A federal judge denied former state lawmaker Stephen LaRoque’s requests this week to dismiss charges related to $300,000 that federal prosecutors believe he stole from two federally-funded non-profits.
The orders issued Monday and Wednesday by Senior United States District Court Judge Malcolm J. Howard clear the path for LaRoque’s May 20th trial at the federal courthouse in Greenville, where a jury will decide his guilt or innocence on the allegations.
N.C. Policy Watch first raised questions about LaRoque’s excessive compensation from the non-profits in an August 2011 investigation, “Public benefits, personal gains,” and a federal grand jury began its own probe a month later by issuing subpoenas to LaRoque for records. The two non-profits were part of a U.S. Department of Agriculture program seeking to combat poverty by creating a mechanism to offer loans to small business owners that traditional banks shunned. Instead, the investigation found LaRoque received generous salaries from a board of directors that consisted of his immediate family members while close associates of LaRoque’s received loans.
Howard’s orders to uphold the charges were filed on Tuesday and Wednesday, and let 10 of the 12 charges LaRoque faces stand. He also ordered that witnesses for both the defense and prosecutions except for the two FBI case agents be sequestered during the trial, meaning they can’t talk be in the courtroom during testimony nor share their own testimony.
Howard has not yet ruled on a final motion from LaRoque to dismiss two additional counts of falsifying tax reports.
Preceding his orders was a flurry of motions and responses between federal prosecutor Dennis Duffy and Joe Cheshire, a prominent Raleigh criminal defense attorney hired by LaRoque.
Cheshire, in court filings, asked that the charges against LaRoque be dismissed because LaRoque was owed the $300,000 in question as compensation at the small economic development non-profits.
“[T]he contracts are valid, and entitled Mr. LaRoque the funds he is charged with wrongfully obtaining,” Cheshire wrote, referring to retroactive contracts issued by the non-profits to pay LaRoque. “Because he was the ‘rightful owner’ of the funds, he did not steal them and the prosecution’s theory is insufficient to state an offense.”
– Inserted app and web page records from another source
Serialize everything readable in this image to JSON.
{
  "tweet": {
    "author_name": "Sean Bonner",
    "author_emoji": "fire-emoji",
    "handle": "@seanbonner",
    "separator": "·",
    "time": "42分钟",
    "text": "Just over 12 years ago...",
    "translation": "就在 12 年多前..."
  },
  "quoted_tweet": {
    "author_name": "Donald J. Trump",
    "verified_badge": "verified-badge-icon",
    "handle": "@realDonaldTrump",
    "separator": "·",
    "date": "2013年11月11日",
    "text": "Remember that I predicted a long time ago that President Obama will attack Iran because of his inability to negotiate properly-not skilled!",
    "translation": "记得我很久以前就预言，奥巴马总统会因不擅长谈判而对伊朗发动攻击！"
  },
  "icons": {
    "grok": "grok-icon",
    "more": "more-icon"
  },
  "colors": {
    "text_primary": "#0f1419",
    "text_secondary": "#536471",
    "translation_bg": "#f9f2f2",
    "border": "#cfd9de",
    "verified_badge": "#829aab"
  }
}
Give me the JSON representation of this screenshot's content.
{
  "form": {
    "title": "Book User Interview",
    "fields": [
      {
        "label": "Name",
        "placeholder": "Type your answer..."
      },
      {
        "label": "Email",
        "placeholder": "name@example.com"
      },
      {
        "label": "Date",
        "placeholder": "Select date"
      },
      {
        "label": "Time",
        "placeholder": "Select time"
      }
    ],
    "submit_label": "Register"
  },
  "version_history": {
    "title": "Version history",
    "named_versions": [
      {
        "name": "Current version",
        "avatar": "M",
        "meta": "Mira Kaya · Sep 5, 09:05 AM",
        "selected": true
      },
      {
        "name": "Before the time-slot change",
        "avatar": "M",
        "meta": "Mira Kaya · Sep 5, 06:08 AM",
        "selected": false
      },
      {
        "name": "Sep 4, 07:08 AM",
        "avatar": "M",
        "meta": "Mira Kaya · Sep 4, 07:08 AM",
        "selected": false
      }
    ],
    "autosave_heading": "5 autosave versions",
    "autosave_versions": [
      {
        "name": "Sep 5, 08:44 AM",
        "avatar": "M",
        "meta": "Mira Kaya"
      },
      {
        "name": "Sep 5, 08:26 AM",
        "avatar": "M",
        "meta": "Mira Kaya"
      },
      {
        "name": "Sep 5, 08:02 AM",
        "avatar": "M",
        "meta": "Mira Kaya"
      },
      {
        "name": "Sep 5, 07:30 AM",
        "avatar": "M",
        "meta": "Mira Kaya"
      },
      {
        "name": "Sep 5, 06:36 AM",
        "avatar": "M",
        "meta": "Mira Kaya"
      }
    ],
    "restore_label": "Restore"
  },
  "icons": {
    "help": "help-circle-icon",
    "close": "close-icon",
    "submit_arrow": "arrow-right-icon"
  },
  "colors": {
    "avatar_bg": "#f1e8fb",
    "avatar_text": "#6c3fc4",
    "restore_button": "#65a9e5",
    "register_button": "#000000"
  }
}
But Duffy responded that wasn’t the case, and that LaRoque dipped into the bank accounts of East Carolina Development Company and Piedmont Development Company to finance his personal lifestyle, using the money to purchase jewelry and replica Faberge eggs for his wife, buy a Greenville ice-skating rink and Zamboni for ht rink, as well as purchase a rental home to be used by LaRoque’s stepdaughter.
From a response filed today by Duffy:
“The Defendant’s claim that he left hundreds of thousands of dollars of his annual earnings in ECDC and PDC’s bank accounts in order to ensure that such nonprofits did not run short of funds is absurd,” Duffy wrote. He added, “The Defendant’s decision to withdraw the money under the guise of zero-percent interest, unsecured, sham loans was an attempt to conceal his theft and avoid taxes, not an altruistic attempt to help two nonprofits.”
To get an idea of what the trial will be like (both Duffy and Cheshire are known as being top attorneys in the state), below are some of the motions each have filed in the case.
Below is LaRoque’s motion to dismiss counts 1 through 8, as well as the prosecution’s responses.